• **TASK TO CARRY OUT**: Set the pictures aside and return each record below precisely as written.

• **INFORMATION SUPPLIED**:
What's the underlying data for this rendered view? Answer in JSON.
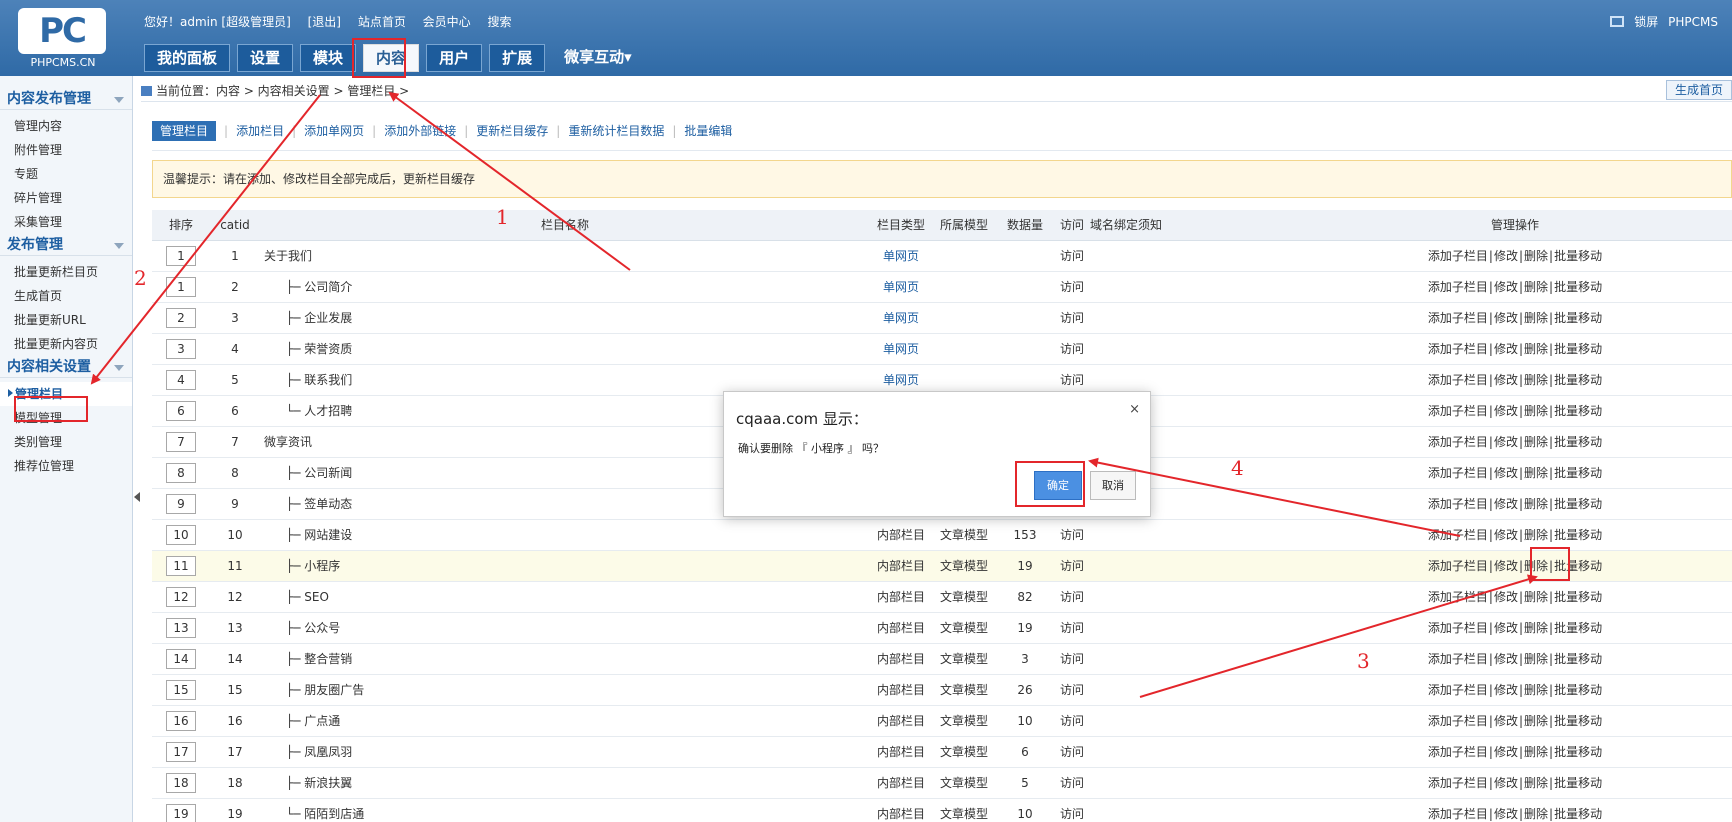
{
  "logo": {
    "mark": "PC",
    "text": "PHPCMS.CN"
  },
  "header": {
    "greeting": "您好！admin [超级管理员]",
    "logout": "[退出]",
    "site_home": "站点首页",
    "member_center": "会员中心",
    "search": "搜索",
    "lock": "锁屏",
    "brand": "PHPCMS"
  },
  "nav": {
    "tabs": [
      "我的面板",
      "设置",
      "模块",
      "内容",
      "用户",
      "扩展",
      "微享互动▾"
    ],
    "active": "内容"
  },
  "sidebar": {
    "sections": [
      {
        "title": "内容发布管理",
        "items": [
          "管理内容",
          "附件管理",
          "专题",
          "碎片管理",
          "采集管理"
        ]
      },
      {
        "title": "发布管理",
        "items": [
          "批量更新栏目页",
          "生成首页",
          "批量更新URL",
          "批量更新内容页"
        ]
      },
      {
        "title": "内容相关设置",
        "items": [
          "管理栏目",
          "模型管理",
          "类别管理",
          "推荐位管理"
        ]
      }
    ],
    "current": "管理栏目"
  },
  "breadcrumb": {
    "text": "当前位置：内容 > 内容相关设置 > 管理栏目 >",
    "gen_button": "生成首页"
  },
  "actions": [
    "管理栏目",
    "添加栏目",
    "添加单网页",
    "添加外部链接",
    "更新栏目缓存",
    "重新统计栏目数据",
    "批量编辑"
  ],
  "tip": "温馨提示：请在添加、修改栏目全部完成后，更新栏目缓存",
  "table": {
    "headers": {
      "order": "排序",
      "catid": "catid",
      "name": "栏目名称",
      "type": "栏目类型",
      "model": "所属模型",
      "count": "数据量",
      "visit": "访问",
      "domain": "域名绑定须知",
      "ops": "管理操作"
    },
    "ops": [
      "添加子栏目",
      "修改",
      "删除",
      "批量移动"
    ],
    "rows": [
      {
        "order": "1",
        "catid": "1",
        "name": "关于我们",
        "type": "单网页",
        "model": "",
        "count": "",
        "visit": "访问"
      },
      {
        "order": "1",
        "catid": "2",
        "name": "├─ 公司简介",
        "type": "单网页",
        "model": "",
        "count": "",
        "visit": "访问"
      },
      {
        "order": "2",
        "catid": "3",
        "name": "├─ 企业发展",
        "type": "单网页",
        "model": "",
        "count": "",
        "visit": "访问"
      },
      {
        "order": "3",
        "catid": "4",
        "name": "├─ 荣誉资质",
        "type": "单网页",
        "model": "",
        "count": "",
        "visit": "访问"
      },
      {
        "order": "4",
        "catid": "5",
        "name": "├─ 联系我们",
        "type": "单网页",
        "model": "",
        "count": "",
        "visit": "访问"
      },
      {
        "order": "6",
        "catid": "6",
        "name": "└─ 人才招聘",
        "type": "",
        "model": "",
        "count": "",
        "visit": "访问"
      },
      {
        "order": "7",
        "catid": "7",
        "name": "微享资讯",
        "type": "",
        "model": "",
        "count": "",
        "visit": "访问"
      },
      {
        "order": "8",
        "catid": "8",
        "name": "├─ 公司新闻",
        "type": "",
        "model": "",
        "count": "",
        "visit": "访问"
      },
      {
        "order": "9",
        "catid": "9",
        "name": "├─ 签单动态",
        "type": "",
        "model": "",
        "count": "",
        "visit": "访问"
      },
      {
        "order": "10",
        "catid": "10",
        "name": "├─ 网站建设",
        "type": "内部栏目",
        "model": "文章模型",
        "count": "153",
        "visit": "访问"
      },
      {
        "order": "11",
        "catid": "11",
        "name": "├─ 小程序",
        "type": "内部栏目",
        "model": "文章模型",
        "count": "19",
        "visit": "访问"
      },
      {
        "order": "12",
        "catid": "12",
        "name": "├─ SEO",
        "type": "内部栏目",
        "model": "文章模型",
        "count": "82",
        "visit": "访问"
      },
      {
        "order": "13",
        "catid": "13",
        "name": "├─ 公众号",
        "type": "内部栏目",
        "model": "文章模型",
        "count": "19",
        "visit": "访问"
      },
      {
        "order": "14",
        "catid": "14",
        "name": "├─ 整合营销",
        "type": "内部栏目",
        "model": "文章模型",
        "count": "3",
        "visit": "访问"
      },
      {
        "order": "15",
        "catid": "15",
        "name": "├─ 朋友圈广告",
        "type": "内部栏目",
        "model": "文章模型",
        "count": "26",
        "visit": "访问"
      },
      {
        "order": "16",
        "catid": "16",
        "name": "├─ 广点通",
        "type": "内部栏目",
        "model": "文章模型",
        "count": "10",
        "visit": "访问"
      },
      {
        "order": "17",
        "catid": "17",
        "name": "├─ 凤凰凤羽",
        "type": "内部栏目",
        "model": "文章模型",
        "count": "6",
        "visit": "访问"
      },
      {
        "order": "18",
        "catid": "18",
        "name": "├─ 新浪扶翼",
        "type": "内部栏目",
        "model": "文章模型",
        "count": "5",
        "visit": "访问"
      },
      {
        "order": "19",
        "catid": "19",
        "name": "└─ 陌陌到店通",
        "type": "内部栏目",
        "model": "文章模型",
        "count": "10",
        "visit": "访问"
      }
    ]
  },
  "dialog": {
    "title": "cqaaa.com 显示：",
    "close": "×",
    "message": "确认要删除 『 小程序 』 吗？",
    "ok": "确定",
    "cancel": "取消"
  },
  "annotations": {
    "labels": [
      "1",
      "2",
      "3",
      "4"
    ],
    "color": "#e3262b"
  }
}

• **COMPLETED TASK**:
What's the underlying data for this rendered view? Answer in JSON.
{
  "logo": {
    "mark": "PC",
    "text": "PHPCMS.CN"
  },
  "header": {
    "greeting": "您好！admin [超级管理员]",
    "logout": "[退出]",
    "site_home": "站点首页",
    "member_center": "会员中心",
    "search": "搜索",
    "lock": "锁屏",
    "brand": "PHPCMS"
  },
  "nav": {
    "tabs": [
      "我的面板",
      "设置",
      "模块",
      "内容",
      "用户",
      "扩展",
      "微享互动▾"
    ],
    "active": "内容"
  },
  "sidebar": {
    "sections": [
      {
        "title": "内容发布管理",
        "items": [
          "管理内容",
          "附件管理",
          "专题",
          "碎片管理",
          "采集管理"
        ]
      },
      {
        "title": "发布管理",
        "items": [
          "批量更新栏目页",
          "生成首页",
          "批量更新URL",
          "批量更新内容页"
        ]
      },
      {
        "title": "内容相关设置",
        "items": [
          "管理栏目",
          "模型管理",
          "类别管理",
          "推荐位管理"
        ]
      }
    ],
    "current": "管理栏目"
  },
  "breadcrumb": {
    "text": "当前位置：内容 > 内容相关设置 > 管理栏目 >",
    "gen_button": "生成首页"
  },
  "actions": [
    "管理栏目",
    "添加栏目",
    "添加单网页",
    "添加外部链接",
    "更新栏目缓存",
    "重新统计栏目数据",
    "批量编辑"
  ],
  "tip": "温馨提示：请在添加、修改栏目全部完成后，更新栏目缓存",
  "table": {
    "headers": {
      "order": "排序",
      "catid": "catid",
      "name": "栏目名称",
      "type": "栏目类型",
      "model": "所属模型",
      "count": "数据量",
      "visit": "访问",
      "domain": "域名绑定须知",
      "ops": "管理操作"
    },
    "ops": [
      "添加子栏目",
      "修改",
      "删除",
      "批量移动"
    ],
    "rows": [
      {
        "order": "1",
        "catid": "1",
        "name": "关于我们",
        "type": "单网页",
        "model": "",
        "count": "",
        "visit": "访问"
      },
      {
        "order": "1",
        "catid": "2",
        "name": "├─ 公司简介",
        "type": "单网页",
        "model": "",
        "count": "",
        "visit": "访问"
      },
      {
        "order": "2",
        "catid": "3",
        "name": "├─ 企业发展",
        "type": "单网页",
        "model": "",
        "count": "",
        "visit": "访问"
      },
      {
        "order": "3",
        "catid": "4",
        "name": "├─ 荣誉资质",
        "type": "单网页",
        "model": "",
        "count": "",
        "visit": "访问"
      },
      {
        "order": "4",
        "catid": "5",
        "name": "├─ 联系我们",
        "type": "单网页",
        "model": "",
        "count": "",
        "visit": "访问"
      },
      {
        "order": "6",
        "catid": "6",
        "name": "└─ 人才招聘",
        "type": "",
        "model": "",
        "count": "",
        "visit": "访问"
      },
      {
        "order": "7",
        "catid": "7",
        "name": "微享资讯",
        "type": "",
        "model": "",
        "count": "",
        "visit": "访问"
      },
      {
        "order": "8",
        "catid": "8",
        "name": "├─ 公司新闻",
        "type": "",
        "model": "",
        "count": "",
        "visit": "访问"
      },
      {
        "order": "9",
        "catid": "9",
        "name": "├─ 签单动态",
        "type": "",
        "model": "",
        "count": "",
        "visit": "访问"
      },
      {
        "order": "10",
        "catid": "10",
        "name": "├─ 网站建设",
        "type": "内部栏目",
        "model": "文章模型",
        "count": "153",
        "visit": "访问"
      },
      {
        "order": "11",
        "catid": "11",
        "name": "├─ 小程序",
        "type": "内部栏目",
        "model": "文章模型",
        "count": "19",
        "visit": "访问"
      },
      {
        "order": "12",
        "catid": "12",
        "name": "├─ SEO",
        "type": "内部栏目",
        "model": "文章模型",
        "count": "82",
        "visit": "访问"
      },
      {
        "order": "13",
        "catid": "13",
        "name": "├─ 公众号",
        "type": "内部栏目",
        "model": "文章模型",
        "count": "19",
        "visit": "访问"
      },
      {
        "order": "14",
        "catid": "14",
        "name": "├─ 整合营销",
        "type": "内部栏目",
        "model": "文章模型",
        "count": "3",
        "visit": "访问"
      },
      {
        "order": "15",
        "catid": "15",
        "name": "├─ 朋友圈广告",
        "type": "内部栏目",
        "model": "文章模型",
        "count": "26",
        "visit": "访问"
      },
      {
        "order": "16",
        "catid": "16",
        "name": "├─ 广点通",
        "type": "内部栏目",
        "model": "文章模型",
        "count": "10",
        "visit": "访问"
      },
      {
        "order": "17",
        "catid": "17",
        "name": "├─ 凤凰凤羽",
        "type": "内部栏目",
        "model": "文章模型",
        "count": "6",
        "visit": "访问"
      },
      {
        "order": "18",
        "catid": "18",
        "name": "├─ 新浪扶翼",
        "type": "内部栏目",
        "model": "文章模型",
        "count": "5",
        "visit": "访问"
      },
      {
        "order": "19",
        "catid": "19",
        "name": "└─ 陌陌到店通",
        "type": "内部栏目",
        "model": "文章模型",
        "count": "10",
        "visit": "访问"
      }
    ]
  },
  "dialog": {
    "title": "cqaaa.com 显示：",
    "close": "×",
    "message": "确认要删除 『 小程序 』 吗？",
    "ok": "确定",
    "cancel": "取消"
  },
  "annotations": {
    "labels": [
      "1",
      "2",
      "3",
      "4"
    ],
    "color": "#e3262b"
  }
}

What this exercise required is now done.